Indianapolis-based Canadian Dalton Kellett posted the fastest lap at 198.005mph during 90 minutes of testing Monday as the Indy Lights Presented by Cooper Tires competitors prepared for the crown jewel in their season, the Freedom 100. The 40-lap race will take place on Friday, May 25, immediately after the final Carb Day practice for this weekend’s 102nd Running of the Indianapolis 500.
A second 90-minute session, scheduled for the afternoon, was canceled due to persistent light rain. In order to make up for the lost track time, Indy Lights officials have reworked the schedule for Media Day on Thursday with a pair of official practice sessions now slated for 9:30-10:00 a.m. and 11:00-11:30 a.m. ET. Single-car qualifying for the following day’s race will take place at 1:30 p.m.
Nine drivers completed a total of 318 laps this morning, although the test was cut short by an incident in Turn 2 when rookie Chris Windom spun and crashed his Belardi Auto Racing Dallara-Mazda IL-15. Windom, 27, a two-time USAC champion who had been seeking to make his Indy Lights debut, escaped without injury but his car was badly damaged and he will not compete in Friday’s race. Teammate Santiago Urrutia, who was running close behind, also spun and lightly clipped the wall.
“Obviously, I am extremely disappointed for myself, the team and all the sponsors that gave me this opportunity,” said Windom. “I just lost the back end of the car off of Turn 2 with little to no implication it was coming. It was a very unfortunate circumstance, but that is the rollercoaster of being a race car driver. This one hurts a little more than normal, but we will be back soon.”
Kellett, 24, who has finished third in each of his two previous Freedom 100 starts, took advantage of a tow from his Andretti Autosport teammates to set the pace this morning. His unofficial lap at 198.005 mph compares to the existing race lap record of 198.104 mph, set last year by Urrutia.
“We were all running pretty hard out there, so everyone seems to have figured that out nicely,” said Kellett. “But I’m sure that caused some heart problems on the timing stand. We were flat-out right out of the box, so we worked some on qualifying trim but mostly on the race car. It reinforced what I’ve learned here: how to time passes, when you have to lift, what the spacing needs to be. I feel really good about this weekend. I like this style of racing and the ovals suit my driving style. But none of us know how it will play out on Friday.”
Andretti Autosport teammate Patricio O’Ward, who leads the championship by a solitary point from Andretti-Steinbrenner Racing teammate Colton Herta, 145-144, set the second fastest lap today at an average speed of 196.190 mph.
“On my first lap, this place seemed so huge,” exclaimed O’Ward, who has won three of the six races held so far but is driving for the very first time on the famed “Brickyard” oval. “It was cool. But I was full-throttle by the second lap, trying to go flat. We did race runs this morning, to get an idea of what the car would be like both by yourself and in the draft.

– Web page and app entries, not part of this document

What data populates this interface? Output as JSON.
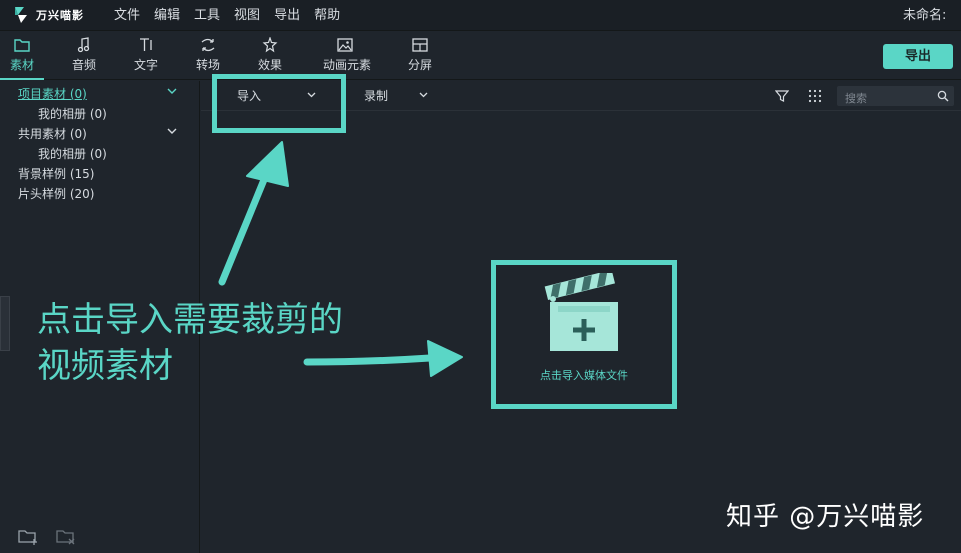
{
  "app": {
    "logo_text": "万兴喵影",
    "project_name": "未命名:"
  },
  "menu": [
    "文件",
    "编辑",
    "工具",
    "视图",
    "导出",
    "帮助"
  ],
  "toolbar": {
    "tabs": [
      {
        "label": "素材",
        "icon": "folder-icon",
        "active": true
      },
      {
        "label": "音频",
        "icon": "music-note-icon",
        "active": false
      },
      {
        "label": "文字",
        "icon": "text-icon",
        "active": false
      },
      {
        "label": "转场",
        "icon": "transition-icon",
        "active": false
      },
      {
        "label": "效果",
        "icon": "effects-icon",
        "active": false
      },
      {
        "label": "动画元素",
        "icon": "image-icon",
        "active": false
      },
      {
        "label": "分屏",
        "icon": "split-screen-icon",
        "active": false
      }
    ],
    "export_label": "导出"
  },
  "sidebar": {
    "items": [
      {
        "label": "项目素材 (0)",
        "active": true,
        "expandable": true
      },
      {
        "label": "我的相册 (0)",
        "active": false,
        "expandable": false
      },
      {
        "label": "共用素材 (0)",
        "active": false,
        "expandable": true
      },
      {
        "label": "我的相册 (0)",
        "active": false,
        "expandable": false
      },
      {
        "label": "背景样例 (15)",
        "active": false,
        "expandable": false
      },
      {
        "label": "片头样例 (20)",
        "active": false,
        "expandable": false
      }
    ]
  },
  "content_toolbar": {
    "import_label": "导入",
    "record_label": "录制",
    "search_placeholder": "搜索"
  },
  "import_media": {
    "label": "点击导入媒体文件"
  },
  "annotation": {
    "line1": "点击导入需要裁剪的",
    "line2": "视频素材"
  },
  "watermark": "知乎 @万兴喵影",
  "colors": {
    "accent": "#5ad6c6",
    "background": "#1f252c",
    "menubar": "#1a1f25"
  }
}
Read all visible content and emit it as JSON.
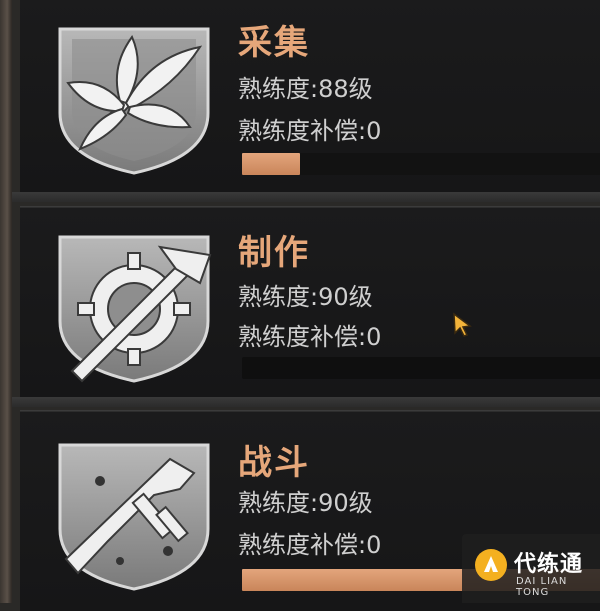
{
  "skills": [
    {
      "title": "采集",
      "proficiency": "熟练度:88级",
      "compensation": "熟练度补偿:0",
      "progress": 0.16,
      "icon": "leaf-bundle-icon"
    },
    {
      "title": "制作",
      "proficiency": "熟练度:90级",
      "compensation": "熟练度补偿:0",
      "progress": 0,
      "icon": "gear-hammer-icon"
    },
    {
      "title": "战斗",
      "proficiency": "熟练度:90级",
      "compensation": "熟练度补偿:0",
      "progress": 1,
      "icon": "smg-icon"
    }
  ],
  "accent_color": "#e6a77a",
  "watermark": {
    "cn": "代练通",
    "en": "DAI LIAN TONG"
  }
}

“I’ve never been on a super speedway in the Lights car, so it was a learning experience. The car feels very different when you’re running by yourself than when you’re running in a group, in dirty air – it really buffets the car around, which can turn into understeer. You have to find at least some clean air to settle the car. We have to work on that for race trim, but we have a very good base car, which is what I expected, since Andretti has been so strong in this race in the past.
“It was really fun with other cars, dicing with my teammates and with some of the other cars,” O’Ward continued. “The most important thing is to be comfortable. If you’re comfortable with the car, going flat and trimming out as much as you can, you’ll be fine.”
Second-generation racer Davey Hamilton, Jr., who made his Indy Lights debut at the Laguna Seca Raceway road course in 2016, posted the sixth fastest speed (194.181 mph) on his Indy Lights return with Team Pelfrey.
“I had butterflies this morning just being at the Indianapolis Motor Speedway, and I took the first lap to enjoy the view for the very first time,” said Hamilton, a veteran of oval track competition in a variety of cars. “After that, it just felt like a racetrack to me. I got after it pretty quickly, got confident with the car, and it felt good. Nothing is really comparable to an Indy Lights car at IMS but I’m used to going fast on an oval, so the speed didn’t feel like a big jump. I’m disappointed that the second session got rained out, because we were going to try a few things that would help us in qualifying but overall, it was a good day.”